Training Tips

No RUSH but have to be QUICK

Expert: Miss Joe Joe Fan, Hong Kong Marathon Team Representative

I like to start my marathon training with a time goal in mind, not an ambitious one, but an inspiring and motivated target. To be realistic I usually fine tune my goal a few days before race day according to my fitness and weather on the day. 

I still get excited standing at the start line and I trust I am not alone in this. Adrenaline rushes through your body and the roar of the crowd alters your senses, especially, if you are running the Standard Chartered Marathon. The first 1.5K is slightly downhill so it’s easy to be affected by runners behind and find you are 
running 5-10s faster than targeted race pace. 

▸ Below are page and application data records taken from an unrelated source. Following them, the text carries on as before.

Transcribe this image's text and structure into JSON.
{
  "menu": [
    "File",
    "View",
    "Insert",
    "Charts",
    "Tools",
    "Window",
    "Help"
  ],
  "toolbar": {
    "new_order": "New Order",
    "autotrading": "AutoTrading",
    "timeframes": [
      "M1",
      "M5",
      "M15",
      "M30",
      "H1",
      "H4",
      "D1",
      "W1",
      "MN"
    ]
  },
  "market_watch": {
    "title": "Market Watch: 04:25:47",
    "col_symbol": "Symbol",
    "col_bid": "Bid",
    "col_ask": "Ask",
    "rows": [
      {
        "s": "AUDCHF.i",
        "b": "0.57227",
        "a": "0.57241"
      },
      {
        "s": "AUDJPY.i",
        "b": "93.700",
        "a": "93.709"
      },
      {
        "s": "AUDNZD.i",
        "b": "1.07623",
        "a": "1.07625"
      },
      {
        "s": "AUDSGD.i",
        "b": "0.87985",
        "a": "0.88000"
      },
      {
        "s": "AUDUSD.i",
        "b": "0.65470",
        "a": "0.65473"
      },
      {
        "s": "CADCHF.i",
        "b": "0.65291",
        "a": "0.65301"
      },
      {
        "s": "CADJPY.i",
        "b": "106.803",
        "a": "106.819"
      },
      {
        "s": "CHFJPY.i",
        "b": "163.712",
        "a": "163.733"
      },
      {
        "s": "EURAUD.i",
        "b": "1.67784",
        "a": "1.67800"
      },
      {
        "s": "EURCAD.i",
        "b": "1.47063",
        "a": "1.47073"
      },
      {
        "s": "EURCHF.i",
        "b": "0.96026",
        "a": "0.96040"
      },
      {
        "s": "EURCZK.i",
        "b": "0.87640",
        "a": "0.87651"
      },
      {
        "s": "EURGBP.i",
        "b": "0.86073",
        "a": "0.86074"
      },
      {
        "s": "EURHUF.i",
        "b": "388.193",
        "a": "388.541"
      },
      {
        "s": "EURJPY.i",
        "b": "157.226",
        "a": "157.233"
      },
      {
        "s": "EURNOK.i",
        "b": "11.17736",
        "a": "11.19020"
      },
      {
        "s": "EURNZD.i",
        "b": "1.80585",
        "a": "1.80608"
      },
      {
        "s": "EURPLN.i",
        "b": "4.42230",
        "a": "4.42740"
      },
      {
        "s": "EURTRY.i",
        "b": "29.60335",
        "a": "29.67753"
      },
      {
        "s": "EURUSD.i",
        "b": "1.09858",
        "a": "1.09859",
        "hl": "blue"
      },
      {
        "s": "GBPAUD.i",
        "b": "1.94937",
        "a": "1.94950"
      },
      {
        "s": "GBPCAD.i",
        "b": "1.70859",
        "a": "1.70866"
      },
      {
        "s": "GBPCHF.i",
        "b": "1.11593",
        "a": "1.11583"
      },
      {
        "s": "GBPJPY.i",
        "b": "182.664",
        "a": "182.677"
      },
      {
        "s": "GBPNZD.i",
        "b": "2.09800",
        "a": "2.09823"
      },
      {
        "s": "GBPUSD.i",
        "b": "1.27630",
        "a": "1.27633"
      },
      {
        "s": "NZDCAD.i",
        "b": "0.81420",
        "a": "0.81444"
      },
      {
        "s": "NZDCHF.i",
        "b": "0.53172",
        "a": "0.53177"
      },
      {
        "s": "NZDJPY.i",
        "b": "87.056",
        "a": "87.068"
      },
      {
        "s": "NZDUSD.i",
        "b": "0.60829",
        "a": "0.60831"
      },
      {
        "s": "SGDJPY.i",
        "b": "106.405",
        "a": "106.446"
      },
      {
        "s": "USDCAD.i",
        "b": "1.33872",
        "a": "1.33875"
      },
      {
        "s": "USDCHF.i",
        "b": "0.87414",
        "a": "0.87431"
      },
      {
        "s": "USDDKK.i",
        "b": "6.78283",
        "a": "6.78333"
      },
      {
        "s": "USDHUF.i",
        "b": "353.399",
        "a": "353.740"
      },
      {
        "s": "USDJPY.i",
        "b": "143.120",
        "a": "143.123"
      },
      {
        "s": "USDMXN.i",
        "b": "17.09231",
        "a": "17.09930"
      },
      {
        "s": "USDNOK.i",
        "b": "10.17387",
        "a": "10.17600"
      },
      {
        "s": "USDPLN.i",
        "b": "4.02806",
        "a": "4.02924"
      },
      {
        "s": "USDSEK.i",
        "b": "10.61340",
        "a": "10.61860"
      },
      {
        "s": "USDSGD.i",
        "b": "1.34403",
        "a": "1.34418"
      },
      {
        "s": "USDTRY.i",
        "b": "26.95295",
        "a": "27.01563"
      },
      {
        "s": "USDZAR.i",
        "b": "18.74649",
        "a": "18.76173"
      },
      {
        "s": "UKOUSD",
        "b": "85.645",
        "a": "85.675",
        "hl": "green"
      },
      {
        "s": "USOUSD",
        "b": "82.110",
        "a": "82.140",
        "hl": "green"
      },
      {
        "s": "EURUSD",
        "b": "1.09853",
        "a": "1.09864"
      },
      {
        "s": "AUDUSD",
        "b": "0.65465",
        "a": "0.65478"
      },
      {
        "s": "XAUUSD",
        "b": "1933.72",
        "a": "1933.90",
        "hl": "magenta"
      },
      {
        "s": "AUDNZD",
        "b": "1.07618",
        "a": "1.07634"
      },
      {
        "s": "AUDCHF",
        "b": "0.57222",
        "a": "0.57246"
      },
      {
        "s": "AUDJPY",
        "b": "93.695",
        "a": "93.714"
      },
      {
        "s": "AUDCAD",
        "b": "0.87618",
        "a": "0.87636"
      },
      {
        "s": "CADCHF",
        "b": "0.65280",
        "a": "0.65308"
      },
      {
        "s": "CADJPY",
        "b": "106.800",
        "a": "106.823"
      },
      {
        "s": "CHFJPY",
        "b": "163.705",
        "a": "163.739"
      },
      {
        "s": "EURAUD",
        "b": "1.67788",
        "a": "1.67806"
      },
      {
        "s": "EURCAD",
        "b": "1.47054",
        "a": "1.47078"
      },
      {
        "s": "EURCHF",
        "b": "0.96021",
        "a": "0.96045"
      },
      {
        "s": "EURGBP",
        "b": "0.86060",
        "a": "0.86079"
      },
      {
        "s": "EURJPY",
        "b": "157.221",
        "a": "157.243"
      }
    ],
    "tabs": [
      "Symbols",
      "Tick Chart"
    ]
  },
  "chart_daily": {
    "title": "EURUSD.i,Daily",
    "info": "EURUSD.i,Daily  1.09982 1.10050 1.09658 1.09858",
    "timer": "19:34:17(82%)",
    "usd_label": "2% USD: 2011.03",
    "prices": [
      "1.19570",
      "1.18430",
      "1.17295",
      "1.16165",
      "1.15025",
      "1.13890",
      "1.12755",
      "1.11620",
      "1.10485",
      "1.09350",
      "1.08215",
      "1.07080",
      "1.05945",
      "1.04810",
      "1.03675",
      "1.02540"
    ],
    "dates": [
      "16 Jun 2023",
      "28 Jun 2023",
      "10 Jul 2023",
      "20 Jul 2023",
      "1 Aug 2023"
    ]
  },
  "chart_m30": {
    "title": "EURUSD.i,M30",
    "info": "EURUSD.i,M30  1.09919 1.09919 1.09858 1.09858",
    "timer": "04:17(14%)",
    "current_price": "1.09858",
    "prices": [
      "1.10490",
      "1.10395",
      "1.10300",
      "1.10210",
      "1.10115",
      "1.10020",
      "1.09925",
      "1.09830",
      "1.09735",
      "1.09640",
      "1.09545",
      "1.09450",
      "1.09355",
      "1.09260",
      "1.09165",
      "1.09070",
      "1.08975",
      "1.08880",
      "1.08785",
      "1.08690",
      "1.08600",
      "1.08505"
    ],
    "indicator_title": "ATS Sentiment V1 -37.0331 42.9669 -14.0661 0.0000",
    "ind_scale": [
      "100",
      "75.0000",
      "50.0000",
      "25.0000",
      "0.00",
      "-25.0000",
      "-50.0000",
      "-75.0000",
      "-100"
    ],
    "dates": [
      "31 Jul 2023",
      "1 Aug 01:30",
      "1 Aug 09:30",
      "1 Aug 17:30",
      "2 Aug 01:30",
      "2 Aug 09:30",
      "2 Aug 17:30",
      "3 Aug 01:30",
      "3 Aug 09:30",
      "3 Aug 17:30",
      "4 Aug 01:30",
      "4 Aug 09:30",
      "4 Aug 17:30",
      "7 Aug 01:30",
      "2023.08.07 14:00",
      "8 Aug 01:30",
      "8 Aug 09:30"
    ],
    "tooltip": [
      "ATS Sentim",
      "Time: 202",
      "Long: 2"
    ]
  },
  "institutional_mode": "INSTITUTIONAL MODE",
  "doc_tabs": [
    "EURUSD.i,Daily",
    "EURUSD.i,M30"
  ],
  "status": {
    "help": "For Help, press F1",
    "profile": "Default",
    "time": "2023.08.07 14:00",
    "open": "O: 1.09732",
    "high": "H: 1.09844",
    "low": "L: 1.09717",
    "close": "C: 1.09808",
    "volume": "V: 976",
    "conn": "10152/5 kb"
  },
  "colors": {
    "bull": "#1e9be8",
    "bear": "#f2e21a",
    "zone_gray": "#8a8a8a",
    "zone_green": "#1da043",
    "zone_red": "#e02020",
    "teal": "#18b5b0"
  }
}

Marathon is an endurance run with 42.195K to conquer. Setting off faster than your lactate threshold and accumulating lactate acid too early will fatigue your muscle for sure. Heavy legs or muscle cramp will make you feel your legs are rooted to the ground and you will overuse your body to finish the run, mentally and psychology attacking your confidence to run the next one. 

There are quite a few marathon strategies around but there are three that I have observed most people seem to use. 

1) Running comfortably all the way and when finished just feel like you could start another marathon immediately. This strategy is not for those who would like to achieve a personal best time. 
2) Run even splits throughout the race and push your best for the last few kilometers 
3) Run slightly slower half way then gradually accelerate and blast for the last 10K. 
Personally, I find option two the most efficient fit to my aerobic system and most efficient at consuming my energy levels. After half way, you still need to put a slightly stronger effort to maintain the same speed and feel like racing a 5K for the last few kilometers. 

Some runners track their heart-rate with a monitor or rely on a pace-maker. SCM doesn’t have pace-makers and I don’t like the heart rate belt tightening around my chest which mentally affects my breathing. So, I have learnt to listen to my breathing and pay attention to my running form. I check split times only when I feel running too quick or too slow. It’s useful especially running up Stonecutters Bridge and 
through the Western Harbour tunnel as my speed slows down while my breathing tells me I am using the same effort to overcome them. 

Keep it in mind, never start too fast and hold your pace to 30K. Try to relax if the conditions (weather, your fitness, etc) are not as you expected. You can always pick up your pace for the last few kilometers crossing the line with strong finish. Champion runners always run inside the leading pack to take advantage of the group air-stream then break through the group in the last few kilometers. You might find 
it very useful especially on a windy day